If I had wanted to, I could have stopped at this point (well, after painting the birds, too!) An original period page I was looking at for inspiration had a very plain wash of polychrome colors, with only a tiny bit of interior shading, decorating scrollwork:
The final stage of this AoA charter painting. I decided to add some fairly simple internal detailing and shading to the scrollwork, as most of the period originals had similar detailing or even more elaborate decorations

a closer view of some of the shading and linework. Truly, it would be possible to put in two or three times as many hours as the almost six I put in on this charter painting. The design lends itself to elaboration; I feel like I really need to learn more about shading and decorating scrolls, but I am still having fun nonetheless. And hopefully whoever ends up with this as their AoA scroll will enjoy it as well!

One of the two birds on this charter - I wasn't sure if it was intended as a peacock, since the crest rather looked like it. I just went with "generic polychrome avian" instead. I am still really happy with the tiny details I can add with my new paintbrush.

The other little bird from my #13 charter... This one I took most of the details, shading, and coloring from a period little bird. It looks a little bit like a ring neck parakeet. I had fun with the shading, and particularly with how I painted the birds tail - half red, half ocher, with the details counterchanged
For some reason the little (partially cut-off) birds caught my eye; at the top of this page, from "Gospel book, Armenia, Van, 1461, MS M.749 fol. 242r", in the collection of the Morgan Library and Museum
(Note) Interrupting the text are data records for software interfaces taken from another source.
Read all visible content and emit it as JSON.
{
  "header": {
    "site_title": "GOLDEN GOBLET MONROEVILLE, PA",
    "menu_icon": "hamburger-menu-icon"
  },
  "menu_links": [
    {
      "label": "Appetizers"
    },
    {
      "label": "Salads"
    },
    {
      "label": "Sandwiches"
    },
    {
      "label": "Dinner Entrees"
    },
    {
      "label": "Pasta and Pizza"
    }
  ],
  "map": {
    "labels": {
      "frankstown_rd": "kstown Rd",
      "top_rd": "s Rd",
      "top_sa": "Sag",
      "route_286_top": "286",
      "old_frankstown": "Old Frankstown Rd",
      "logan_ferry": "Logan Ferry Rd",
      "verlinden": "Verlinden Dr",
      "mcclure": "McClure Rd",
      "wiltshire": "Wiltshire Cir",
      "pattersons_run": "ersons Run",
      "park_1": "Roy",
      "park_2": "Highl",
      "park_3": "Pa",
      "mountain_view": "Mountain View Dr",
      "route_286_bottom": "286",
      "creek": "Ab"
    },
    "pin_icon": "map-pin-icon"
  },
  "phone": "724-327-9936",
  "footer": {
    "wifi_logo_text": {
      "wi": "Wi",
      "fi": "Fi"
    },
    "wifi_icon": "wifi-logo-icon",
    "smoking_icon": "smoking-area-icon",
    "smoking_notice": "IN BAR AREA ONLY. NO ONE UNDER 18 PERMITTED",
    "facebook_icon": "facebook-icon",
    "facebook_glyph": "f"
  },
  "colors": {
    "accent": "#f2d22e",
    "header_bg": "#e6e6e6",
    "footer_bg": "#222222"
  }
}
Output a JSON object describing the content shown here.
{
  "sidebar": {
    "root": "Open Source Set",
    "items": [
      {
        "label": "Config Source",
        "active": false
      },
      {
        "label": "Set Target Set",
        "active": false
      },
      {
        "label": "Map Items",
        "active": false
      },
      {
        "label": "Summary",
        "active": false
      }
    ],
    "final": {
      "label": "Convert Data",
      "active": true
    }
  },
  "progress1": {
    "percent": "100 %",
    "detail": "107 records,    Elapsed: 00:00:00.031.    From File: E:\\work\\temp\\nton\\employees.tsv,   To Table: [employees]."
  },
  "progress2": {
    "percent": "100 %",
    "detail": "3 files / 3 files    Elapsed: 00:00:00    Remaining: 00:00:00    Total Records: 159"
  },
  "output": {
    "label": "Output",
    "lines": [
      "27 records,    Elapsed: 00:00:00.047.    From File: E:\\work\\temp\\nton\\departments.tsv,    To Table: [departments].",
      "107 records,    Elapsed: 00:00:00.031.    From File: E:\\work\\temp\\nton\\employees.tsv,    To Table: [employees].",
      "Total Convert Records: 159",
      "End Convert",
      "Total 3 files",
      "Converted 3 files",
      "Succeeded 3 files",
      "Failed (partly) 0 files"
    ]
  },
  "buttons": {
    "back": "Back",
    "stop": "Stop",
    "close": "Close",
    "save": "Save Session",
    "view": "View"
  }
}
I have been really stressed lately, and when feeling powerless about situations both personal, and medical, and political, and global, sometimes I need to just choose a tiny bit of downtime. Painting charters, which is basically like coloring in, but with gouache paint instead of crayons or markers, is both self soothing, intensely satisfying, and of service to the organisation I have been participating in for the last twenty-umpteen years.

July SMART goals
1 pewter casting Thora cuff trim bag of hangers
2 charter #12 - yard waste bin
3 charter #13 - -
4 - - -
5 - - -
6 - - -
7 - - -
8 - - -
9 - - -
10 - - -
11 - - -
12 - - -

* charter master design by José Cabrera de Castilla

No comments:

Post a Comment